How do you see your relationship with Penelope? Is he using her to get back on Marianne? There is a lot of ambiguity between them but at the same time there is a good dynamic also.
He believes, as I imagined it, that this is his daughter as a result of an affair or a fling he had 18 years before. I’m not sure whether Harry knows her real age. I imagine the daughter said to her mother, “I want to meet my father.” She had been a model or whatever…Penelope/Dakota had her backstory. Anyway, the mother rings up, we have a daughter of 18 years, or maybe he knows about the daughter but he’s never met her. It moves to “Our daughter wants to meet you.” So he says, “Cool. Fine. Let’s meet.” He’s been with Penelope the last month or so traveling around Italy. And I think he’s enjoying the experience. Harry is someone who’s open to what that experience will be and who she is. He hasn’t pushed her away or closed her off. And I think he’s gotten to like her, finds her interesting. She challenges him and he says in a scene…of course she’s sexy, a young, sexy girl and he can deal with that.

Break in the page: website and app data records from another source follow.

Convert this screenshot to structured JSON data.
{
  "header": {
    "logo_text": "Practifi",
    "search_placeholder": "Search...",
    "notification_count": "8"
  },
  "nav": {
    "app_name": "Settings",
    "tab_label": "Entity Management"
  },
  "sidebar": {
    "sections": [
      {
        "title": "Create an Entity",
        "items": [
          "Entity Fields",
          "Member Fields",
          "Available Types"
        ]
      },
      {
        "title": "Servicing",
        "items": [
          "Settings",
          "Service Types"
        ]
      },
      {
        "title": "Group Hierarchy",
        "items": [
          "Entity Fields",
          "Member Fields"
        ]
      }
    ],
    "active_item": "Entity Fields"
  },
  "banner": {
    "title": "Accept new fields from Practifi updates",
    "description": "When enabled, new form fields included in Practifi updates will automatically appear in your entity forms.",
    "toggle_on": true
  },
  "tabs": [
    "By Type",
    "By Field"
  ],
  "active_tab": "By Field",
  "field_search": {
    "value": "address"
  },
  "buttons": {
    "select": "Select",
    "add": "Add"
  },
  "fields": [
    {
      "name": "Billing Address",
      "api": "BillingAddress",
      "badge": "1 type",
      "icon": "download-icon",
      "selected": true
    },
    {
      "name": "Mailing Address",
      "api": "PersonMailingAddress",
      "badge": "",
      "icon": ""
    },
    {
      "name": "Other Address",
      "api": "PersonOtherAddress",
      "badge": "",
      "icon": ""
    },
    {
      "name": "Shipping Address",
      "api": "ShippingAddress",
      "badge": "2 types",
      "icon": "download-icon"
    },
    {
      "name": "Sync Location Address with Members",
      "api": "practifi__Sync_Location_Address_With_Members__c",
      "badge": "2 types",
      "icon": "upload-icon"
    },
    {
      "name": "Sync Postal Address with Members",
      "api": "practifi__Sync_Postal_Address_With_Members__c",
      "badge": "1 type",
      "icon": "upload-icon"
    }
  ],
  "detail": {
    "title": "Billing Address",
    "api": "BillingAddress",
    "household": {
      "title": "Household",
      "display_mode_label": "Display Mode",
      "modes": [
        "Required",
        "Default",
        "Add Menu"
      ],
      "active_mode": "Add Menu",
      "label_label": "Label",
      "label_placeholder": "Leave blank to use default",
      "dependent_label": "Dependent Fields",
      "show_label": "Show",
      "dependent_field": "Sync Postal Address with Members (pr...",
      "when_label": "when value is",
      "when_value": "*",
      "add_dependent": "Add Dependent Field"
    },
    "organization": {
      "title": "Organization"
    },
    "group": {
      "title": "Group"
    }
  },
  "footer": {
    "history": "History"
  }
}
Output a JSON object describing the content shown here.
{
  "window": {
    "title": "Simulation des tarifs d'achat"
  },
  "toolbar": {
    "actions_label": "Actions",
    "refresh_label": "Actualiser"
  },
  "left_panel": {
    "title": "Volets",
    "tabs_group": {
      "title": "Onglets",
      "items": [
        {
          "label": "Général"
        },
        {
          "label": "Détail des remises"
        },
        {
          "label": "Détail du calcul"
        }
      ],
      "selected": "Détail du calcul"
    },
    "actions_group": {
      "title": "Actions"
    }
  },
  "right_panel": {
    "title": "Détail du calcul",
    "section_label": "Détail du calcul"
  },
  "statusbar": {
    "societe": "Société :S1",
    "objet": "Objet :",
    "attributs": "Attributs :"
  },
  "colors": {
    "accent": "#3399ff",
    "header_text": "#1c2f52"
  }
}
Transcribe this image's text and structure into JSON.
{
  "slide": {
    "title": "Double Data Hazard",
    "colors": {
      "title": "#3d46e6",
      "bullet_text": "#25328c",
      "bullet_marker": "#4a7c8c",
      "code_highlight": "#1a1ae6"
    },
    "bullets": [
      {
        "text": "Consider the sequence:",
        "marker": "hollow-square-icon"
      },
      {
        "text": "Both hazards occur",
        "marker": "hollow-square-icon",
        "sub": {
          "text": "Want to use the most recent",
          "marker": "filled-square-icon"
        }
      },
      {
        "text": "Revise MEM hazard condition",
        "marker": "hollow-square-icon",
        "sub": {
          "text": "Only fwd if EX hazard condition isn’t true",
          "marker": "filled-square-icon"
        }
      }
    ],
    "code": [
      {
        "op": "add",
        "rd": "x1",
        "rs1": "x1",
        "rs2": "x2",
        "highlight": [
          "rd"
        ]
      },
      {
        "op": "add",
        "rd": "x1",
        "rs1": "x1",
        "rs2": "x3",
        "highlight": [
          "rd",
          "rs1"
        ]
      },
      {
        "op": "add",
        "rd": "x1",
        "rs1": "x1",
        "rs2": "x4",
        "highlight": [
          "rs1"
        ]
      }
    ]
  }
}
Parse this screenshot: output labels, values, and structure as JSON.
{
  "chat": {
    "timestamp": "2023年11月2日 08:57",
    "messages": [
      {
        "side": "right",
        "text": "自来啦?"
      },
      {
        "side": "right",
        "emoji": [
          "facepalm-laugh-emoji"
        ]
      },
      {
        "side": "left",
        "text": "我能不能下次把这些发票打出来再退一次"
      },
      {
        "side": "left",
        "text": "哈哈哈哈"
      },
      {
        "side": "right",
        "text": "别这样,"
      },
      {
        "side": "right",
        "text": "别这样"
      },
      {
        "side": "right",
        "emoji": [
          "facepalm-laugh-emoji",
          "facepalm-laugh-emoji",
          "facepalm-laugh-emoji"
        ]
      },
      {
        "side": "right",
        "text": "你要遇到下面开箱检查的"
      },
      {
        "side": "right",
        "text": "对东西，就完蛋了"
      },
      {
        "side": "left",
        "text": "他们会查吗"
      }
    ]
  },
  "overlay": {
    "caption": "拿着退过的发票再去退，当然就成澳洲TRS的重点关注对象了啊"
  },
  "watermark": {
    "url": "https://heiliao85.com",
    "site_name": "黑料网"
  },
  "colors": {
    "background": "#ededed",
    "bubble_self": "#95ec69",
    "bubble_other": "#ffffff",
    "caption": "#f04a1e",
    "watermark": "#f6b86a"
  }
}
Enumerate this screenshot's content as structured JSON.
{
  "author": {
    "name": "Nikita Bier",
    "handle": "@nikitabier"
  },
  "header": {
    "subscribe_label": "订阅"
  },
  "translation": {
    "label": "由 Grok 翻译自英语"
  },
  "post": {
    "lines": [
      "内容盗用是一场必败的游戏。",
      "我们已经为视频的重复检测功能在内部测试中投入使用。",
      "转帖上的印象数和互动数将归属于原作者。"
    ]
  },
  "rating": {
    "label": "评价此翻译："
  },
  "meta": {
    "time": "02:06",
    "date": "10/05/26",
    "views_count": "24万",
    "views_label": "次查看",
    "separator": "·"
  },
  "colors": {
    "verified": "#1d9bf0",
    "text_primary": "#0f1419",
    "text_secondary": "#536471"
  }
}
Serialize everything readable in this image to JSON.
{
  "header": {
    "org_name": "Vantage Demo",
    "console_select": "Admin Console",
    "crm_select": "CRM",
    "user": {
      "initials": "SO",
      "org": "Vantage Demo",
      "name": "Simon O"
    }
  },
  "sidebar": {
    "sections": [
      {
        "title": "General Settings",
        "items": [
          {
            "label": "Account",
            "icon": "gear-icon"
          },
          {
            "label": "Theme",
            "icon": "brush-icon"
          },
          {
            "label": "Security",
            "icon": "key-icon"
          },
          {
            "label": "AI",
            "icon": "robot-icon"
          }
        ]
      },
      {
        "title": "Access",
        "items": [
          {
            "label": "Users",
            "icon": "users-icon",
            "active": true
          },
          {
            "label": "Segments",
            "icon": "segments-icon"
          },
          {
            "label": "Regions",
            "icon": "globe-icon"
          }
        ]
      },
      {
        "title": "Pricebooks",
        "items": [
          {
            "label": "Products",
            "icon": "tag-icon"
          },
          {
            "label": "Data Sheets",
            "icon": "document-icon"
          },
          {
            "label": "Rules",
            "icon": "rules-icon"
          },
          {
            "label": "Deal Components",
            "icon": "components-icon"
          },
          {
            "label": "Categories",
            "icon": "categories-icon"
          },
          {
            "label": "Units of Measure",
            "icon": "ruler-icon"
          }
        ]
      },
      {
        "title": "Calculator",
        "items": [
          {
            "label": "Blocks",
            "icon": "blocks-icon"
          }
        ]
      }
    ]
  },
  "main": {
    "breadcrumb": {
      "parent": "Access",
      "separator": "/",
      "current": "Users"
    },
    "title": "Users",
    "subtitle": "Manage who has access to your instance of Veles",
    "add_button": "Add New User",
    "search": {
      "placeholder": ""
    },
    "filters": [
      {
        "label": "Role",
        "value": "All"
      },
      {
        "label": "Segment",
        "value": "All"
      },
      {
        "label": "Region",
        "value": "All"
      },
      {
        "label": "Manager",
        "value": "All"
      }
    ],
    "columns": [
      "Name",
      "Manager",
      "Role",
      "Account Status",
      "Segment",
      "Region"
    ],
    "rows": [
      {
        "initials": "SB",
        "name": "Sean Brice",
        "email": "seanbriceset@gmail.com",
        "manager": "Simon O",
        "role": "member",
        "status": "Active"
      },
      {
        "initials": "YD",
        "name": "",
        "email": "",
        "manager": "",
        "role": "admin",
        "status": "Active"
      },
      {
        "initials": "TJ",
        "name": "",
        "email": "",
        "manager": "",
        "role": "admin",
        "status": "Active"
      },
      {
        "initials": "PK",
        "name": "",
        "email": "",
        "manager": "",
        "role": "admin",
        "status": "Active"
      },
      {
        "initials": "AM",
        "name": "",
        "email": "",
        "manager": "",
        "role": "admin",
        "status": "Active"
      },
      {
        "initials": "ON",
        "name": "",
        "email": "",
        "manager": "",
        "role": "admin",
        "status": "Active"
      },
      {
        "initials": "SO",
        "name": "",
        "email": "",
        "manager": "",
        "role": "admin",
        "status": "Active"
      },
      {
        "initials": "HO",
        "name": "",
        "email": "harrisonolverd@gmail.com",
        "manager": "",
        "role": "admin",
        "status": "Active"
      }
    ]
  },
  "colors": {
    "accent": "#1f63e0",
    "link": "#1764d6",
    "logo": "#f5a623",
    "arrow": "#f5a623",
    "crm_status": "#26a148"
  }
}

I don’t think he’s tried anything transgressive or incestuous with her, but I think because they’ve never experienced each other as a child or baby or young adolescent, I think they enjoy this slightly flirty vibe that they have. But I don’t think it’s fucked up in any way. I think, as you say, it’s ambivalent. Dakota and I seemed to find it quickly whatever this thing is. She’ll sing “Unforgettable” with him and she’ll enjoy the vibe of sort of flirtatious proximity. I don’t think that Harry’s trying to get into bed with her. Not at all. Not remotely. In fact I think he likes to feel that energy, but he will never cross that line. I think he’s actually quite protective of her.
Any more directing for you?
Yeah. I’m developing some screenplays to direct, but it won’t be for a while.
Any chance you’ll come to Broadway? I’ve seen everything you’ve done there and loved it.
Well, I was hoping to come to Broadway this autumn with The Masterbuilder.
But actually the producers…well, it’s a sellout in London.
Of course. I’ve read that it is.
I don’t know. I think it will come here in the next couple of years.
I hope so.
This article first appeared on Blogcritics.